Augustus, who likely never heard of Jesus’s birth (Everitt), will transfer his emperorship to his stepson, Tiberius in A.D. 14. Augustus would pass away on the paradisiacal island of Capri not knowing that the real emperor of heaven and earth had different plans for the sovereignty of the world. Heaven’s will was being done on earth. This is the plot of Mark’s gospel, and through this plot, Mark will portray discipleship for his readers.
Remember how Mark seems to start his gospel by diving right in, like a movie beginning with opening scenes of a car chase? This is the pace we can expect from Mark as he moves from subplot to subplot. Here are three subplots to consider throughout his gospel:
- Mark’s new “emperor” (Jesus the Messiah) will be seen first developing a Messianic movement with followers who are all too eager to see a transition of power.
- This movement will become wildly popular to, A) those who are poor and being promised liberation from Judea’s oppressing class, and, B) to those who are being healed and to those who become free of demonic control. Many will champion this movement only to abandon it after the would-be Messiah rejects insurrectionist tactics.
- This movement will confront the politicians; the Jerusalem elites, the scribes, Pharisees, and the Herodians.
Does all this sound familiar?
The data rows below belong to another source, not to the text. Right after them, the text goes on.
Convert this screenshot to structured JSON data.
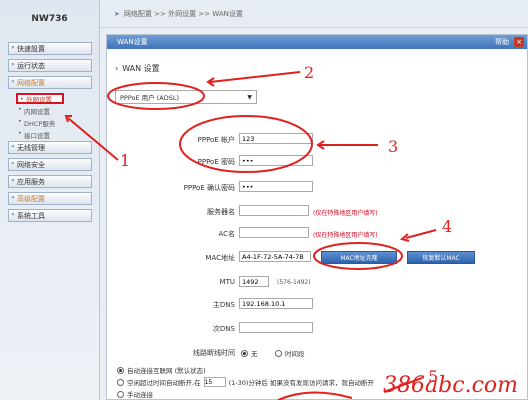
{
  "sidebar": {
    "logo": "NW736",
    "items": [
      {
        "label": "快速設置"
      },
      {
        "label": "运行状态"
      },
      {
        "label": "网络配置"
      }
    ],
    "subitems": [
      {
        "label": "外网设置"
      },
      {
        "label": "内网设置"
      },
      {
        "label": "DHCP服务"
      },
      {
        "label": "接口设置"
      }
    ],
    "items2": [
      {
        "label": "无线管理"
      },
      {
        "label": "网络安全"
      },
      {
        "label": "应用服务"
      },
      {
        "label": "高级配置"
      },
      {
        "label": "系统工具"
      }
    ]
  },
  "breadcrumb": {
    "home": "网络配置",
    "sep1": ">>",
    "mid": "外网设置",
    "sep2": ">>",
    "current": "WAN设置"
  },
  "panel": {
    "tab": "WAN设置",
    "help": "帮助",
    "close": "×",
    "section_title": "WAN 设置",
    "mode_selected": "PPPoE 用户 (ADSL)"
  },
  "form": {
    "account_label": "PPPoE 帐户",
    "account_value": "123",
    "password_label": "PPPoE 密码",
    "password_value": "•••",
    "confirm_label": "PPPoE 确认密码",
    "confirm_value": "•••",
    "service_label": "服务器名",
    "service_hint": "(仅在特殊地区用户填写)",
    "ac_label": "AC名",
    "ac_hint": "(仅在特殊地区用户填写)",
    "mac_label": "MAC地址",
    "mac_value": "A4-1F-72-5A-74-7B",
    "mac_clone_btn": "MAC地址克隆",
    "mac_restore_btn": "恢复默认MAC",
    "mtu_label": "MTU",
    "mtu_value": "1492",
    "mtu_hint": "(576-1492)",
    "dns1_label": "主DNS",
    "dns1_value": "192.168.10.1",
    "dns2_label": "次DNS",
    "dns2_value": "",
    "timer_label": "线路断线时间",
    "timer_opt1": "无",
    "timer_opt2": "时间段"
  },
  "connect": {
    "opt1": "自动连接互联网 (默认状态)",
    "opt2_prefix": "空闲超过时间自动断开,在",
    "opt2_value": "15",
    "opt2_suffix": "(1-30)分钟后 如果没有发现访问请求，就自动断开",
    "opt3": "手动连接"
  },
  "annotations": [
    "1",
    "2",
    "3",
    "4",
    "5"
  ],
  "watermark": "386abc.com",
  "colors": {
    "accent": "#3f74bb",
    "annotation_red": "#e0211d"
  }
}
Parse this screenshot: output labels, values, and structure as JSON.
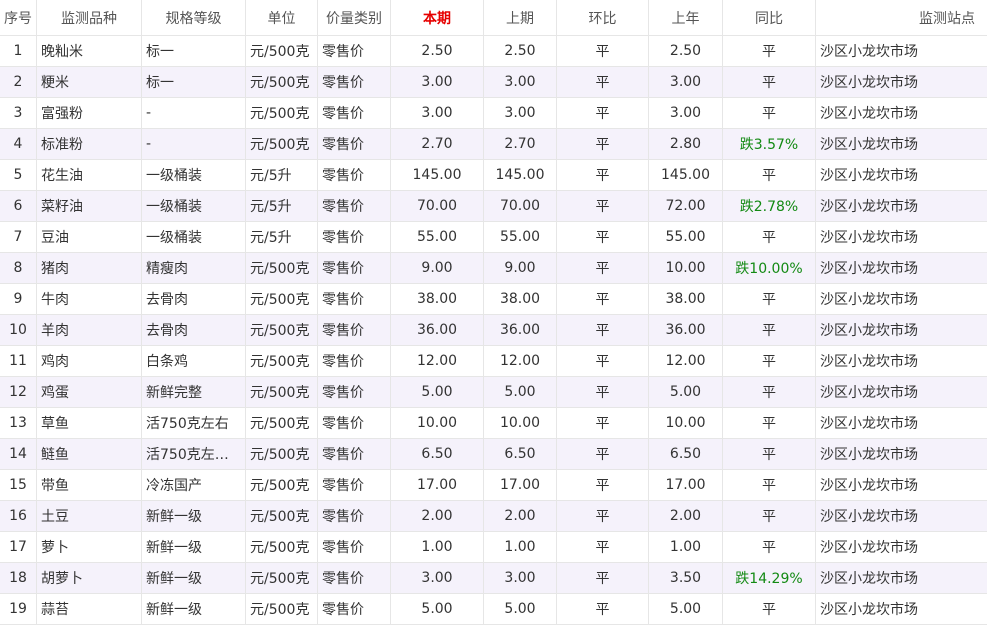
{
  "colors": {
    "current_header": "#e60000",
    "fall_text": "#138a13",
    "alt_row_bg": "#f5f2fb",
    "border": "#e6e6e6"
  },
  "table": {
    "headers": [
      "序号",
      "监测品种",
      "规格等级",
      "单位",
      "价量类别",
      "本期",
      "上期",
      "环比",
      "上年",
      "同比",
      "监测站点"
    ],
    "rows": [
      [
        "1",
        "晚籼米",
        "标一",
        "元/500克",
        "零售价",
        "2.50",
        "2.50",
        "平",
        "2.50",
        "平",
        "沙区小龙坎市场"
      ],
      [
        "2",
        "粳米",
        "标一",
        "元/500克",
        "零售价",
        "3.00",
        "3.00",
        "平",
        "3.00",
        "平",
        "沙区小龙坎市场"
      ],
      [
        "3",
        "富强粉",
        "-",
        "元/500克",
        "零售价",
        "3.00",
        "3.00",
        "平",
        "3.00",
        "平",
        "沙区小龙坎市场"
      ],
      [
        "4",
        "标准粉",
        "-",
        "元/500克",
        "零售价",
        "2.70",
        "2.70",
        "平",
        "2.80",
        "跌3.57%",
        "沙区小龙坎市场"
      ],
      [
        "5",
        "花生油",
        "一级桶装",
        "元/5升",
        "零售价",
        "145.00",
        "145.00",
        "平",
        "145.00",
        "平",
        "沙区小龙坎市场"
      ],
      [
        "6",
        "菜籽油",
        "一级桶装",
        "元/5升",
        "零售价",
        "70.00",
        "70.00",
        "平",
        "72.00",
        "跌2.78%",
        "沙区小龙坎市场"
      ],
      [
        "7",
        "豆油",
        "一级桶装",
        "元/5升",
        "零售价",
        "55.00",
        "55.00",
        "平",
        "55.00",
        "平",
        "沙区小龙坎市场"
      ],
      [
        "8",
        "猪肉",
        "精瘦肉",
        "元/500克",
        "零售价",
        "9.00",
        "9.00",
        "平",
        "10.00",
        "跌10.00%",
        "沙区小龙坎市场"
      ],
      [
        "9",
        "牛肉",
        "去骨肉",
        "元/500克",
        "零售价",
        "38.00",
        "38.00",
        "平",
        "38.00",
        "平",
        "沙区小龙坎市场"
      ],
      [
        "10",
        "羊肉",
        "去骨肉",
        "元/500克",
        "零售价",
        "36.00",
        "36.00",
        "平",
        "36.00",
        "平",
        "沙区小龙坎市场"
      ],
      [
        "11",
        "鸡肉",
        "白条鸡",
        "元/500克",
        "零售价",
        "12.00",
        "12.00",
        "平",
        "12.00",
        "平",
        "沙区小龙坎市场"
      ],
      [
        "12",
        "鸡蛋",
        "新鲜完整",
        "元/500克",
        "零售价",
        "5.00",
        "5.00",
        "平",
        "5.00",
        "平",
        "沙区小龙坎市场"
      ],
      [
        "13",
        "草鱼",
        "活750克左右",
        "元/500克",
        "零售价",
        "10.00",
        "10.00",
        "平",
        "10.00",
        "平",
        "沙区小龙坎市场"
      ],
      [
        "14",
        "鲢鱼",
        "活750克左右…",
        "元/500克",
        "零售价",
        "6.50",
        "6.50",
        "平",
        "6.50",
        "平",
        "沙区小龙坎市场"
      ],
      [
        "15",
        "带鱼",
        "冷冻国产",
        "元/500克",
        "零售价",
        "17.00",
        "17.00",
        "平",
        "17.00",
        "平",
        "沙区小龙坎市场"
      ],
      [
        "16",
        "土豆",
        "新鲜一级",
        "元/500克",
        "零售价",
        "2.00",
        "2.00",
        "平",
        "2.00",
        "平",
        "沙区小龙坎市场"
      ],
      [
        "17",
        "萝卜",
        "新鲜一级",
        "元/500克",
        "零售价",
        "1.00",
        "1.00",
        "平",
        "1.00",
        "平",
        "沙区小龙坎市场"
      ],
      [
        "18",
        "胡萝卜",
        "新鲜一级",
        "元/500克",
        "零售价",
        "3.00",
        "3.00",
        "平",
        "3.50",
        "跌14.29%",
        "沙区小龙坎市场"
      ],
      [
        "19",
        "蒜苔",
        "新鲜一级",
        "元/500克",
        "零售价",
        "5.00",
        "5.00",
        "平",
        "5.00",
        "平",
        "沙区小龙坎市场"
      ]
    ]
  }
}
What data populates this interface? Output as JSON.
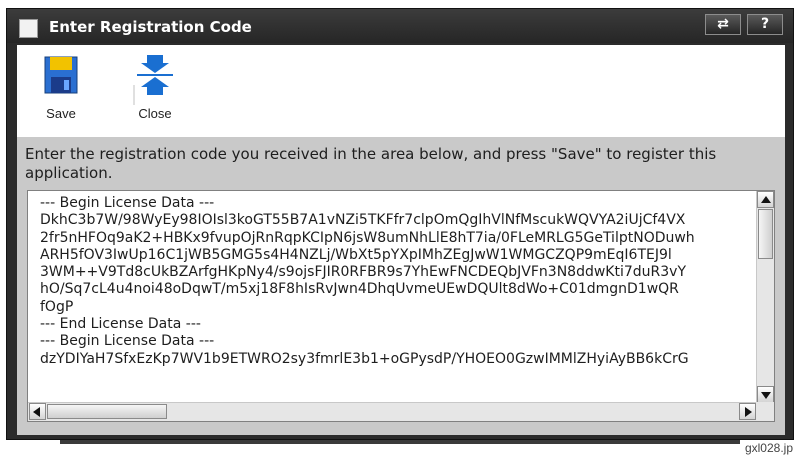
{
  "window": {
    "title": "Enter Registration Code",
    "title_buttons": [
      {
        "name": "swap",
        "glyph": "⇄"
      },
      {
        "name": "help",
        "glyph": "?"
      }
    ]
  },
  "toolbar": {
    "save_label": "Save",
    "close_label": "Close",
    "icons": {
      "save": "floppy-disk-icon",
      "close": "collapse-arrows-icon"
    }
  },
  "instructions": "Enter the registration code you received in the area below, and press \"Save\" to register this application.",
  "license_lines": [
    "--- Begin License Data ---",
    "DkhC3b7W/98WyEy98IOIsl3koGT55B7A1vNZi5TKFfr7clpOmQgIhVlNfMscukWQVYA2iUjCf4VX",
    "2fr5nHFOq9aK2+HBKx9fvupOjRnRqpKCIpN6jsW8umNhLlE8hT7ia/0FLeMRLG5GeTilptNODuwh",
    "ARH5fOV3IwUp16C1jWB5GMG5s4H4NZLj/WbXt5pYXpIMhZEgJwW1WMGCZQP9mEqI6TEJ9l",
    "3WM++V9Td8cUkBZArfgHKpNy4/s9ojsFJIR0RFBR9s7YhEwFNCDEQbJVFn3N8ddwKti7duR3vY",
    "hO/Sq7cL4u4noi48oDqwT/m5xj18F8hIsRvJwn4DhqUvmeUEwDQUlt8dWo+C01dmgnD1wQR",
    "fOgP",
    "--- End License Data ---",
    "--- Begin License Data ---",
    "dzYDIYaH7SfxEzKp7WV1b9ETWRO2sy3fmrlE3b1+oGPysdP/YHOEO0GzwIMMlZHyiAyBB6kCrG"
  ],
  "caption": "gxl028.jp",
  "colors": {
    "window_frame": "#2b2b2b",
    "content_bg": "#c9c9c9",
    "toolbar_bg": "#ffffff",
    "icon_blue": "#1a6fd1",
    "floppy_yellow": "#f2c200"
  }
}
Does all this sound like a gospel to us or good news? Mark’s readers lived during these historical episodes. What about today’s readers? Does Mark have anything to say to us? Does Mark have anything to say to the nations of the world about power and authority? What’s so good about Mark’s news? . . .Let’s continue and see what Mark has to say.